(DATA FOR ANALYSIS)
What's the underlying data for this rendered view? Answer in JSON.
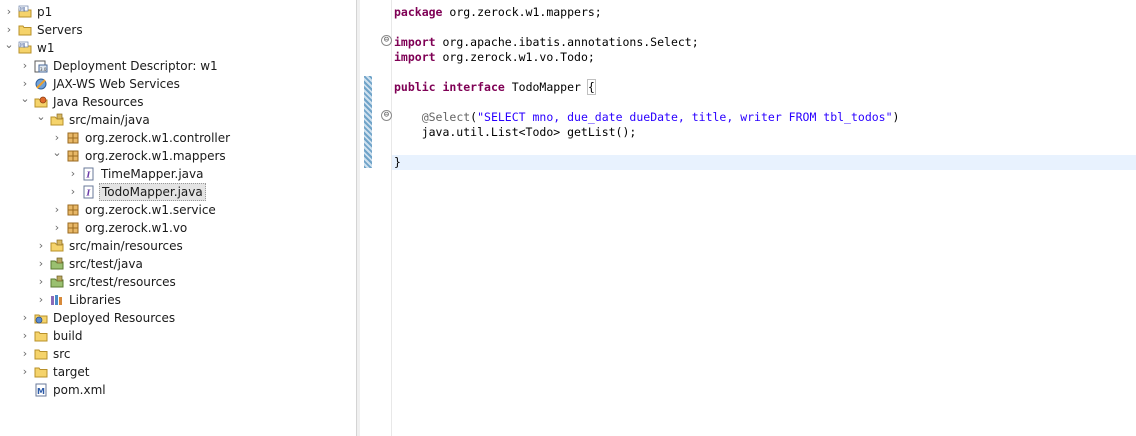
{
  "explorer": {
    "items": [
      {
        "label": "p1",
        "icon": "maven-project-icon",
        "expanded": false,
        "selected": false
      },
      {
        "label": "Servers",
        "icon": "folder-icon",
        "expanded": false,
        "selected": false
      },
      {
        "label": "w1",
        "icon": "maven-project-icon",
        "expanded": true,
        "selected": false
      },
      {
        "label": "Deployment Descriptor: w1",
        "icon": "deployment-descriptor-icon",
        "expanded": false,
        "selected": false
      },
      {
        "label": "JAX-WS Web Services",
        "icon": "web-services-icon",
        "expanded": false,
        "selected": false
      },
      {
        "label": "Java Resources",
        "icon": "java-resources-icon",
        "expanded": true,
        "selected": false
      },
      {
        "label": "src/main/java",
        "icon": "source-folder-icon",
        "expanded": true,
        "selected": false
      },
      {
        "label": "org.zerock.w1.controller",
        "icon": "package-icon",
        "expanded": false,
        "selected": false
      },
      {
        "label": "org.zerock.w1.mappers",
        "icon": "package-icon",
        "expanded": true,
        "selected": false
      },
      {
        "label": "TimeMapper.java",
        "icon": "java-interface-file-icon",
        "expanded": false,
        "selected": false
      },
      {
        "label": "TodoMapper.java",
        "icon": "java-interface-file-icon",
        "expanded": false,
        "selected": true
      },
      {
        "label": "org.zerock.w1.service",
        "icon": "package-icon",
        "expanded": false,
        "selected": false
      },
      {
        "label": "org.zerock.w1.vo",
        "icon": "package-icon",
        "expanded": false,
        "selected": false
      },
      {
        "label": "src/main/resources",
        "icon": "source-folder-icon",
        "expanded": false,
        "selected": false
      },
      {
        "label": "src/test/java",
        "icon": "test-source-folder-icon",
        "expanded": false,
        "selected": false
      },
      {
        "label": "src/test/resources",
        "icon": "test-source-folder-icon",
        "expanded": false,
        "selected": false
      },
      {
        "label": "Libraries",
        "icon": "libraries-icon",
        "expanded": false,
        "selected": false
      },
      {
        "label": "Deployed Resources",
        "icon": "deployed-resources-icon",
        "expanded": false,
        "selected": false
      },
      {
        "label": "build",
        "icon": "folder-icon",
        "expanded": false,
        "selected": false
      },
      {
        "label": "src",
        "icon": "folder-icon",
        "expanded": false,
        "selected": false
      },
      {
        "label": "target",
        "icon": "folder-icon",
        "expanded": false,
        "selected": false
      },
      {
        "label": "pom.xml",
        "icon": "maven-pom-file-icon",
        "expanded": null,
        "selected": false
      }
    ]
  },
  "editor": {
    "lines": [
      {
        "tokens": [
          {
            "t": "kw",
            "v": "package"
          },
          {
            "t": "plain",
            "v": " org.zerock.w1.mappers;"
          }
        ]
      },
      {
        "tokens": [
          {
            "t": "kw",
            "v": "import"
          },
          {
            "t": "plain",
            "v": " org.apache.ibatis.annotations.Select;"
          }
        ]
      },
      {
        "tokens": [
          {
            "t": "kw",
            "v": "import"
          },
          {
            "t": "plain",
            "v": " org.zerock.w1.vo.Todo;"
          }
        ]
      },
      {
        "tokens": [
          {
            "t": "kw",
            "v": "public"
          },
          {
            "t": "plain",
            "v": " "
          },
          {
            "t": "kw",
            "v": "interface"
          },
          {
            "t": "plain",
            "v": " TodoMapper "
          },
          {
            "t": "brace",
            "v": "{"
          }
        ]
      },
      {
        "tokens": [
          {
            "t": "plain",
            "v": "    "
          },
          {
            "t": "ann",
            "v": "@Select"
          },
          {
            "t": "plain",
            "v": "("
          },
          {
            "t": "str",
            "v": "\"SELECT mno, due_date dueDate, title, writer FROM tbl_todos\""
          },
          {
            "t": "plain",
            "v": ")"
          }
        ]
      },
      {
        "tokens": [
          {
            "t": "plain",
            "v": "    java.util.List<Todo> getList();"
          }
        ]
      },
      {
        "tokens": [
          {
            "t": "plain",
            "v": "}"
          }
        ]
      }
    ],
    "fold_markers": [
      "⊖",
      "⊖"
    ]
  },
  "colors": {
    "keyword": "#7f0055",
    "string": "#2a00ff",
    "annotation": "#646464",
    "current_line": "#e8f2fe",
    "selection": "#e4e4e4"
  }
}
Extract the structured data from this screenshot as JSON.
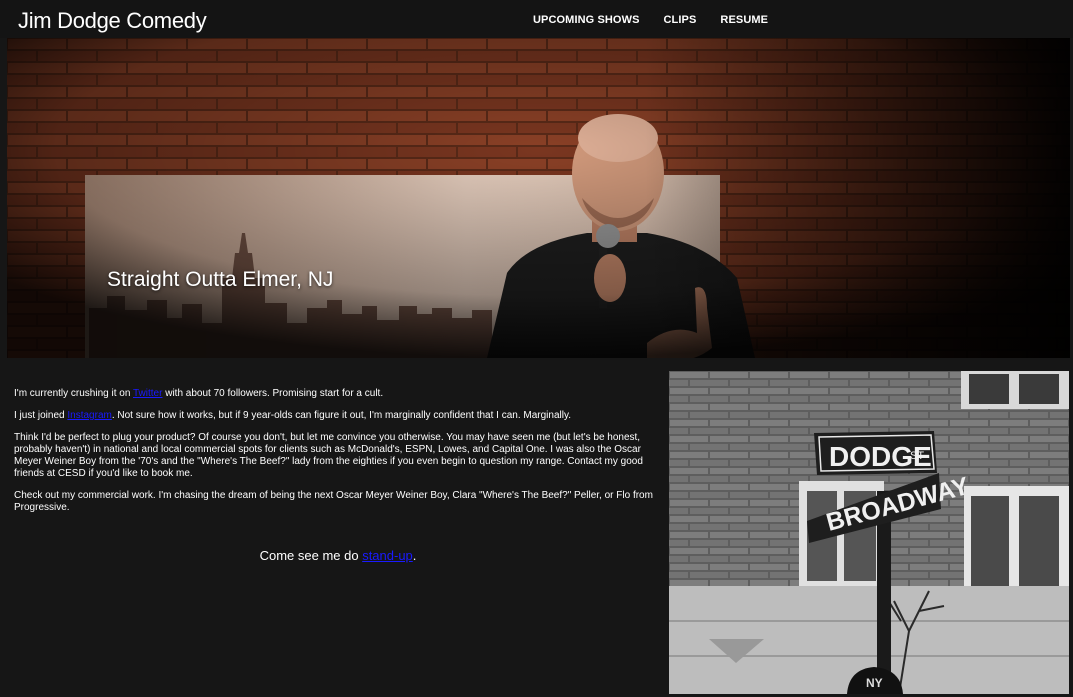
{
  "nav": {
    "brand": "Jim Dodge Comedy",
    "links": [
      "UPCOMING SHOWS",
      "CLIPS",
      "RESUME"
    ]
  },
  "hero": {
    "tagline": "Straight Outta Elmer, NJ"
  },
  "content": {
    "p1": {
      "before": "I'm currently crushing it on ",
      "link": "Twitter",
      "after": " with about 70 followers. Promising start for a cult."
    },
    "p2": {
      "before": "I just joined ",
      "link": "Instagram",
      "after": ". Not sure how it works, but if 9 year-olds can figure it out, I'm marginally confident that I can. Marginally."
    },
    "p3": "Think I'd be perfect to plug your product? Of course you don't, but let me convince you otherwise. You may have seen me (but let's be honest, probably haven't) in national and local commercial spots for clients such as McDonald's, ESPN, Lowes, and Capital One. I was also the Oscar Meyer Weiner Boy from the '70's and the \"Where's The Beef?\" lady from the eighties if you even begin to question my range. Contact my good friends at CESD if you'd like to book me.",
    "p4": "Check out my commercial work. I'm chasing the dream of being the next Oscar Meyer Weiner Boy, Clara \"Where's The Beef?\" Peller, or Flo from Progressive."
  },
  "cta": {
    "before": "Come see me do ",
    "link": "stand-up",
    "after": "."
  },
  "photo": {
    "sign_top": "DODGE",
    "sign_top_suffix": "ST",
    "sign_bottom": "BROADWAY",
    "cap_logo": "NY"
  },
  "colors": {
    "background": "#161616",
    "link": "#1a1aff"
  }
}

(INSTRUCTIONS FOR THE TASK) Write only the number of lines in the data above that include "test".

(EXPECTED ANSWER) 4